Toronto pianist Gregory Oh, who is devoted to commissioning and performing new music, makes a startling admission in a little essay included in the printed programme for the Toronto Symphony Orchestra’s Mozart@256 festival this week: He doesn’t like everything he hears or plays.
Oh is a man of action and few words, but he chooses them well.
His little essay makes an eloquent case for giving the TSO’s New Creations festival, which starts March 1 — and all new music — a try with an open mind, and an attitude that unfamiliarity can be your friend, not an aesthetically mortal enemy.
Here are the last two paragraphs of Oh’s piece, where each sentence speaks directly to how and why we listen to music:
I mentioned at the outset that I don’t like every piece of new music. I find that when you truly engage with new music you gain the freedom of honestly informed opinion. When you open yourself to new sounds, and even question those sounds, you may find yourself transformed. Classical music has always relied upon the fundamental ‘audience participation’ of listening; when you take the time to listen, you become as essential to our critical legacy as the creators themselves. As the Group of Seven pre-emptively wrote in their 1920 catalogue:
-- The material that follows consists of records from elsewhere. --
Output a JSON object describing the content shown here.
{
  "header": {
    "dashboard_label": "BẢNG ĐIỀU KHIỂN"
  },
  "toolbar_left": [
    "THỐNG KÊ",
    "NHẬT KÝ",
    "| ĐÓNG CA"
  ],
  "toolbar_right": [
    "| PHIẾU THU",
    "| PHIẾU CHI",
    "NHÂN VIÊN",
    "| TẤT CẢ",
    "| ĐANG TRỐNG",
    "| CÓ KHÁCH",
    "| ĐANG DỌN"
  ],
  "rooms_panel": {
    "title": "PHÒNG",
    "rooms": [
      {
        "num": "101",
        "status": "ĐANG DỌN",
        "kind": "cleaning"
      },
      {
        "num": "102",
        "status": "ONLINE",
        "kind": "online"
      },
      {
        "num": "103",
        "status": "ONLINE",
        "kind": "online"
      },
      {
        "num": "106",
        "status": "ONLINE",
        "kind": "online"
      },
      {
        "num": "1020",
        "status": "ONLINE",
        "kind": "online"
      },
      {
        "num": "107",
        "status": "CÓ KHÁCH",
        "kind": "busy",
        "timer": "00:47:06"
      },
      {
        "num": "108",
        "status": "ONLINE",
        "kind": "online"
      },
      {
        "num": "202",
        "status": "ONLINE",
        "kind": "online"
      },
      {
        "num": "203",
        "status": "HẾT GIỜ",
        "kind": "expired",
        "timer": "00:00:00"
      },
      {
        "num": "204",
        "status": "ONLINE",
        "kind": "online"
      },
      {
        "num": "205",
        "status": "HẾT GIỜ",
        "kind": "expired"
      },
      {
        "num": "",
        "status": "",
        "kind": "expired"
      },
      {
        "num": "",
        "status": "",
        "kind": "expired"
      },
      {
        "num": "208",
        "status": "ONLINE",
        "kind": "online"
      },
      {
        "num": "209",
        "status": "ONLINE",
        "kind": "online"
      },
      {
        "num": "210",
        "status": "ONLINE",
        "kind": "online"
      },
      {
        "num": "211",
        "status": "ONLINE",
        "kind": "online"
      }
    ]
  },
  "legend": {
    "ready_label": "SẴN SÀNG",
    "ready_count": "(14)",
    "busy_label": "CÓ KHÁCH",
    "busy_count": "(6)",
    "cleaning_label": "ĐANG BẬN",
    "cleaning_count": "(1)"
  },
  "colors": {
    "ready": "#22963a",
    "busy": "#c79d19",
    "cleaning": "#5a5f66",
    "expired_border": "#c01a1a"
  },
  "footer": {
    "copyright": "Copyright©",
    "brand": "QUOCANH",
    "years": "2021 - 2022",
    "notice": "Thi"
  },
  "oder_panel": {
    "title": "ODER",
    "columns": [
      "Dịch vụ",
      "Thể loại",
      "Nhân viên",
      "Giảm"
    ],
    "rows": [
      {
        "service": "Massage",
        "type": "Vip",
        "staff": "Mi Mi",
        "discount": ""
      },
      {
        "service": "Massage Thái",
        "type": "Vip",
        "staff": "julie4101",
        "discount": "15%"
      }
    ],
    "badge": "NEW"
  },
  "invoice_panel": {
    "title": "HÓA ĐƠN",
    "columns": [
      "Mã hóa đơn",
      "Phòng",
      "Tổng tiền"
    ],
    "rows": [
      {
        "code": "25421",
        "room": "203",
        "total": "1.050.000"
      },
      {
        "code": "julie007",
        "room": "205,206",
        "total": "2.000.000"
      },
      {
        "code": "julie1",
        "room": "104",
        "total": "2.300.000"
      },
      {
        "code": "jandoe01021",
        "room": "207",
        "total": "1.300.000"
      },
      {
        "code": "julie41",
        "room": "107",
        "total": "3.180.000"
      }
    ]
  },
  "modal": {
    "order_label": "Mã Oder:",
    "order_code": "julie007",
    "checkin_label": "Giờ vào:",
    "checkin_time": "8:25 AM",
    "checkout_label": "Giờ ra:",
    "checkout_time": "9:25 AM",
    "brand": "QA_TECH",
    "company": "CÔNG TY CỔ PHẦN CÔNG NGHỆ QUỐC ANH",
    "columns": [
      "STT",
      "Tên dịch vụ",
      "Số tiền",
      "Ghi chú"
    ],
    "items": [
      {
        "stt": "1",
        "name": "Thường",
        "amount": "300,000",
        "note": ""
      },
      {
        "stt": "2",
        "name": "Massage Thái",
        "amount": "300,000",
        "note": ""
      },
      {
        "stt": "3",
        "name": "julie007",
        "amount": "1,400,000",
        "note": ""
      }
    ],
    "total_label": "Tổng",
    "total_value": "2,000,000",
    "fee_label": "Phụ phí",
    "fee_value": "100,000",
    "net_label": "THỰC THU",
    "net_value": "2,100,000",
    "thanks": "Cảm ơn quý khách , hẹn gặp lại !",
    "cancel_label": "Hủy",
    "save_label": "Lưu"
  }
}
“The artists invite adverse criticism. Indifference is the greatest evil they have to contend with. But they would ask you — do you read books that contain only what you already know? If not, they argue that you should hardly want to see pictures that show you what you can already see for yourselves.”